Exercise description ▸ Below are the records; copy out every line that holds the word "heap".

----- Records for this task -----

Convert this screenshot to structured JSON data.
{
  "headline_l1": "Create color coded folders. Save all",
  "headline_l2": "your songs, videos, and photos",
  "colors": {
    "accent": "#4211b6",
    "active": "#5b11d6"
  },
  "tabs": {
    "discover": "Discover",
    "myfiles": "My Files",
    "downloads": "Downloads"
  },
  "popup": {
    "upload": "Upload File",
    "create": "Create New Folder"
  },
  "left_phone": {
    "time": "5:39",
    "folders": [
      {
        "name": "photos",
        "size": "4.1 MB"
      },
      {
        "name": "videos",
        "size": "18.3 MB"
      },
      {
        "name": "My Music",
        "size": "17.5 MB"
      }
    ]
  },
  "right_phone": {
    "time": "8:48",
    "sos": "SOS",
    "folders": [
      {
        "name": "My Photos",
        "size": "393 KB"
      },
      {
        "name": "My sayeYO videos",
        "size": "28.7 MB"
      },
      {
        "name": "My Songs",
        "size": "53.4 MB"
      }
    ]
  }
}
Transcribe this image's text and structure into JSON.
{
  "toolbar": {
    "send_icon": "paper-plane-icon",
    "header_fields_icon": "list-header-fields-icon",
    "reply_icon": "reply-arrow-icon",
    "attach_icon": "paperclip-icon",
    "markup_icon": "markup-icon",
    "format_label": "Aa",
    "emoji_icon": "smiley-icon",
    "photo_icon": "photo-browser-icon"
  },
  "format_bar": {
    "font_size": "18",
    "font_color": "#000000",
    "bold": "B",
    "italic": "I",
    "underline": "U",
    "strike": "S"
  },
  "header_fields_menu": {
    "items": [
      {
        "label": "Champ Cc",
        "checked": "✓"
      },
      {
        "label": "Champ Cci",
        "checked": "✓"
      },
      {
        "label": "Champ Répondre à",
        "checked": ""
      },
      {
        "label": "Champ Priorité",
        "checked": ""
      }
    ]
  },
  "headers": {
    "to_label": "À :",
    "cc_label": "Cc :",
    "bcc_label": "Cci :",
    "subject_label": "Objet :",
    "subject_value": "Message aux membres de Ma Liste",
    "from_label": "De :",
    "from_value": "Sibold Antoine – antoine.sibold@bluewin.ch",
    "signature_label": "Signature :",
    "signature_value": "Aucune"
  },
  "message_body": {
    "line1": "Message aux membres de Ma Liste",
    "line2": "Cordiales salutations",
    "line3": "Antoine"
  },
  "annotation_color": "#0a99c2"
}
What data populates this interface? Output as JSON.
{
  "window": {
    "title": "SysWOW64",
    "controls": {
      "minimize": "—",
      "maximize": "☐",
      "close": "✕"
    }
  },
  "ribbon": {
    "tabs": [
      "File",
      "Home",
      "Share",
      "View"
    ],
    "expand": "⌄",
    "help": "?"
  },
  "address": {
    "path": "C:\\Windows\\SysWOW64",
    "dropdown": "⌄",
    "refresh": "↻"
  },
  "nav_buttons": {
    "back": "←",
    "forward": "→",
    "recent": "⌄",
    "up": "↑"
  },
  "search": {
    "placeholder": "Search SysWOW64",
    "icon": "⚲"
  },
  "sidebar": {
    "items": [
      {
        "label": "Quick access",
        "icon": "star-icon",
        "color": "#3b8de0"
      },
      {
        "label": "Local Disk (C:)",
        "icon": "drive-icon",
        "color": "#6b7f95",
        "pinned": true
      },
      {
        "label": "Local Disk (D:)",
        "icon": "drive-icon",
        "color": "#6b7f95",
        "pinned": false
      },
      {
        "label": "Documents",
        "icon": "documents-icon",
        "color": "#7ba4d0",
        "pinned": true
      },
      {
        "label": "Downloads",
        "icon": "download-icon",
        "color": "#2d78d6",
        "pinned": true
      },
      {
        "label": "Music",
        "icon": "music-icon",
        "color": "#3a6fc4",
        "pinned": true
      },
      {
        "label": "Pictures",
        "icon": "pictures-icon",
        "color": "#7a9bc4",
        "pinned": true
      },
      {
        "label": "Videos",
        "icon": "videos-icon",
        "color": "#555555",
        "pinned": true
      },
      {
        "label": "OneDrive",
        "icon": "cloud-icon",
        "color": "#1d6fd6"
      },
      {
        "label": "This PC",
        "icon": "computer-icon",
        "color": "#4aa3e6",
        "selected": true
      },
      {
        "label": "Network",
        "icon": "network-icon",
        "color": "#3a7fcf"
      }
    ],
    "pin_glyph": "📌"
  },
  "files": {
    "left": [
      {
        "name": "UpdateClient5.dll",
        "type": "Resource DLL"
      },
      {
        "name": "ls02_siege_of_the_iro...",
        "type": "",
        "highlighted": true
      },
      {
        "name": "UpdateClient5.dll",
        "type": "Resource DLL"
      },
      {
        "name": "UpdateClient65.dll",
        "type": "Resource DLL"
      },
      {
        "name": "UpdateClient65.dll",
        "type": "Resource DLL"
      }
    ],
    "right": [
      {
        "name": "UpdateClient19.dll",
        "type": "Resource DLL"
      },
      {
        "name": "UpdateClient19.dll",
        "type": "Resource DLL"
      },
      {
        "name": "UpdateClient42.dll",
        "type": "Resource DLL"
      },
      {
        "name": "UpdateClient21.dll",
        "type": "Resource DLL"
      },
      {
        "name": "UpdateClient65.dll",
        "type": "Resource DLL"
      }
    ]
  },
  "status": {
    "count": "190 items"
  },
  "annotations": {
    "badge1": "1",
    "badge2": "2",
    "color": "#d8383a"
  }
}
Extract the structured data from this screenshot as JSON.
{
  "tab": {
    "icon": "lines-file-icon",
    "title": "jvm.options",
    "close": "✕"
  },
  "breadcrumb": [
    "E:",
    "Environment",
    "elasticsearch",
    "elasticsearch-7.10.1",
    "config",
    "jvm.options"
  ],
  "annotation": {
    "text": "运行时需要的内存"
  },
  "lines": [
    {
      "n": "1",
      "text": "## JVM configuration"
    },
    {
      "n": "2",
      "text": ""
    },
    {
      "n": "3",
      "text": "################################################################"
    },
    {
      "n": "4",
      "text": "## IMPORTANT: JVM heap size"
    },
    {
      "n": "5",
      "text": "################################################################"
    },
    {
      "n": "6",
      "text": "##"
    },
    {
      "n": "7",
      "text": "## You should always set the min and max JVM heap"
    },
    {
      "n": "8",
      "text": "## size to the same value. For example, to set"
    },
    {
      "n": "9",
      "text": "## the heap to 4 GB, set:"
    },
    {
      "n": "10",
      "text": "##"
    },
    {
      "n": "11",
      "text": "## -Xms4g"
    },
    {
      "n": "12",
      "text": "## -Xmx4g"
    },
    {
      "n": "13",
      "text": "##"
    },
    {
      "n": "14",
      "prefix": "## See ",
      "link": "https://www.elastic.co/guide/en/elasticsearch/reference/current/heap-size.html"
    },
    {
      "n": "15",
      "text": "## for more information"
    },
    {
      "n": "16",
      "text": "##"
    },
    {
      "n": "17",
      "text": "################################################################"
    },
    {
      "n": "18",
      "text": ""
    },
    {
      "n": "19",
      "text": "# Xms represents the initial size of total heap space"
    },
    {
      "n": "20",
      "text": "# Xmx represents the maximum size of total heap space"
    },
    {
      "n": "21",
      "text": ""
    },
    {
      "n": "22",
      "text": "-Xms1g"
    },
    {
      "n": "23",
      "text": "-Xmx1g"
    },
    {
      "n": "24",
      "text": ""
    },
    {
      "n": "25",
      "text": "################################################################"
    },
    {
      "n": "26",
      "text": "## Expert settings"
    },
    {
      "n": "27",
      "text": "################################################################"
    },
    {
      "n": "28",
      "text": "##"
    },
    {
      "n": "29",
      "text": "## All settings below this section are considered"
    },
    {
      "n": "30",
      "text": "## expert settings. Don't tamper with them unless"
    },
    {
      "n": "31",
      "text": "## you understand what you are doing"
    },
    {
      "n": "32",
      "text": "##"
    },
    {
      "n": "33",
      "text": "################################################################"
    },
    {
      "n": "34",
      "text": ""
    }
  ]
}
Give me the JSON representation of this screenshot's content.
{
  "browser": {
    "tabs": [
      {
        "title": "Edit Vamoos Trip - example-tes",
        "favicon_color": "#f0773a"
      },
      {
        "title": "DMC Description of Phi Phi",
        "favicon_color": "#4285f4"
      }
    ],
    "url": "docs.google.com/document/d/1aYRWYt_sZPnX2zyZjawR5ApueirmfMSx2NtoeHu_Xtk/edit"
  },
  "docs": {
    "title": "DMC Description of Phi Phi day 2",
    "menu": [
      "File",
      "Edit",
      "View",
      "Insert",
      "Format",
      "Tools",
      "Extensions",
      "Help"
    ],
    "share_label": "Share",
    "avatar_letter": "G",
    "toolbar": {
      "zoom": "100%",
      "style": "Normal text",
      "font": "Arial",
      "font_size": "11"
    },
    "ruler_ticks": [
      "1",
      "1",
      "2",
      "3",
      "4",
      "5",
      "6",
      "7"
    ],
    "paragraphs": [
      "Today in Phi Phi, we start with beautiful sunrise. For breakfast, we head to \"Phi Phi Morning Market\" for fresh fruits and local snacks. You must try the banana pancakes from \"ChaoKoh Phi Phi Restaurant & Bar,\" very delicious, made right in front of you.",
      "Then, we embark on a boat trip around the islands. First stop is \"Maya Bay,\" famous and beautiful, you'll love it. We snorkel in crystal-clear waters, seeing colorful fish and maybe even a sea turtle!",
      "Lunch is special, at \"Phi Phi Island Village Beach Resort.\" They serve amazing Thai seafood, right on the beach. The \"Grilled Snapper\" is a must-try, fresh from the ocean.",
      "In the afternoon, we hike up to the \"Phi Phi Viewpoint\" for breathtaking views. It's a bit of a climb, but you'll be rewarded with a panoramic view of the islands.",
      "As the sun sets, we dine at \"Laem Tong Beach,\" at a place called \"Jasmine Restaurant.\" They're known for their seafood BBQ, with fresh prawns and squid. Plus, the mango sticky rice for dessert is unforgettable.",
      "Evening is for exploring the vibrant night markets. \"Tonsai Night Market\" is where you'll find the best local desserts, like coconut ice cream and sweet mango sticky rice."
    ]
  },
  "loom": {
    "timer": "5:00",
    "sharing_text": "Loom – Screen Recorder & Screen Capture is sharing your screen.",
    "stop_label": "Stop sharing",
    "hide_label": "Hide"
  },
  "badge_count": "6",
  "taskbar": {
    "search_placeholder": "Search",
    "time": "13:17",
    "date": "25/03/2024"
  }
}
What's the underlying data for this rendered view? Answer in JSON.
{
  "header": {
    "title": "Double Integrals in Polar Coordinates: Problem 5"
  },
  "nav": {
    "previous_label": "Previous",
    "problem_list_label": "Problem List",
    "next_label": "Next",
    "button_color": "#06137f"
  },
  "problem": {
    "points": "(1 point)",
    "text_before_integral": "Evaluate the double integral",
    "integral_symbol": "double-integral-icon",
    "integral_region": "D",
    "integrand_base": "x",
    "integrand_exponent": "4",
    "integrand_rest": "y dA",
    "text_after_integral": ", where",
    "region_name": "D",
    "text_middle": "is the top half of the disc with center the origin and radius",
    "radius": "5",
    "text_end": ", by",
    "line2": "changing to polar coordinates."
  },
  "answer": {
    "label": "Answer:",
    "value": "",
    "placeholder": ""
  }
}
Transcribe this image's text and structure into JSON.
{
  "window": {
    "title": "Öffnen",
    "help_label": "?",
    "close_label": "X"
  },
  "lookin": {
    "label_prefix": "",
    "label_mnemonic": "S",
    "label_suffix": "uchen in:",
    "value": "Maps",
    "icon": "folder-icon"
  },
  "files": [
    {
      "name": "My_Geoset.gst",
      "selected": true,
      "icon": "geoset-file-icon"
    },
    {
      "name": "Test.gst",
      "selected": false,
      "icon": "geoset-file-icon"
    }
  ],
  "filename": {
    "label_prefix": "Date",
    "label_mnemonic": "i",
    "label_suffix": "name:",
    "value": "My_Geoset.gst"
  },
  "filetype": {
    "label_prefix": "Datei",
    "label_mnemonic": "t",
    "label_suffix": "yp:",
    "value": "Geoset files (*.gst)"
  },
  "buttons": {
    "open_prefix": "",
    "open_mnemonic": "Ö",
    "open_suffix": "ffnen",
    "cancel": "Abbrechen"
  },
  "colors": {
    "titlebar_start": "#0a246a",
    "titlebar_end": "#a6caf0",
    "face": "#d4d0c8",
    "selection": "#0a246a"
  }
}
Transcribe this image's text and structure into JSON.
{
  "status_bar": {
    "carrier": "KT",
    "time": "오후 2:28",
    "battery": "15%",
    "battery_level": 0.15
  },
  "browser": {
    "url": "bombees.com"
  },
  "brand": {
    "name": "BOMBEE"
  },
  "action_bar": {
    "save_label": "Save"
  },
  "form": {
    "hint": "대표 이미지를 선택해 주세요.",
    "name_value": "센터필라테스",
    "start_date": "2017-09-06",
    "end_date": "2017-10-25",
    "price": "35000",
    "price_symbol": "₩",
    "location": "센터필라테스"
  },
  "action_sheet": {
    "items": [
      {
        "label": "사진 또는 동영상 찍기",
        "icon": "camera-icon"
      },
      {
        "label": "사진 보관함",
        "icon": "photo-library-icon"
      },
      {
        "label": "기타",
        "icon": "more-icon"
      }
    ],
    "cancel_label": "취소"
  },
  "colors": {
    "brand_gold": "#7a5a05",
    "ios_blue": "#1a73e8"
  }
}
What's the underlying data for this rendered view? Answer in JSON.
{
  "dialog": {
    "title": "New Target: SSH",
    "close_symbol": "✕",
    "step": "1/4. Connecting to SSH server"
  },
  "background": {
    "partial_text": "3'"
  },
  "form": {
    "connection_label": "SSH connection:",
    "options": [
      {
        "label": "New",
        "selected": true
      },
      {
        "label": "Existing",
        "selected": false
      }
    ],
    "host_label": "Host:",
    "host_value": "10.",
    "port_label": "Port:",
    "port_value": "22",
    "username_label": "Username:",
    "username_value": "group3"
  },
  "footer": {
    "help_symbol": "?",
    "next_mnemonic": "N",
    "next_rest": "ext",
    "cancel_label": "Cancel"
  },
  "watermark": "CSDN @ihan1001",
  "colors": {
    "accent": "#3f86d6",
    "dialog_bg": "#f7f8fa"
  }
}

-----

Exercise answer ▸
      "text": "## IMPORTANT: JVM heap size"
      "text": "## You should always set the min and max JVM heap"
      "text": "## the heap to 4 GB, set:"
      "link": "https://www.elastic.co/guide/en/elasticsearch/reference/current/heap-size.html"
      "text": "# Xms represents the initial size of total heap space"
      "text": "# Xmx represents the maximum size of total heap space"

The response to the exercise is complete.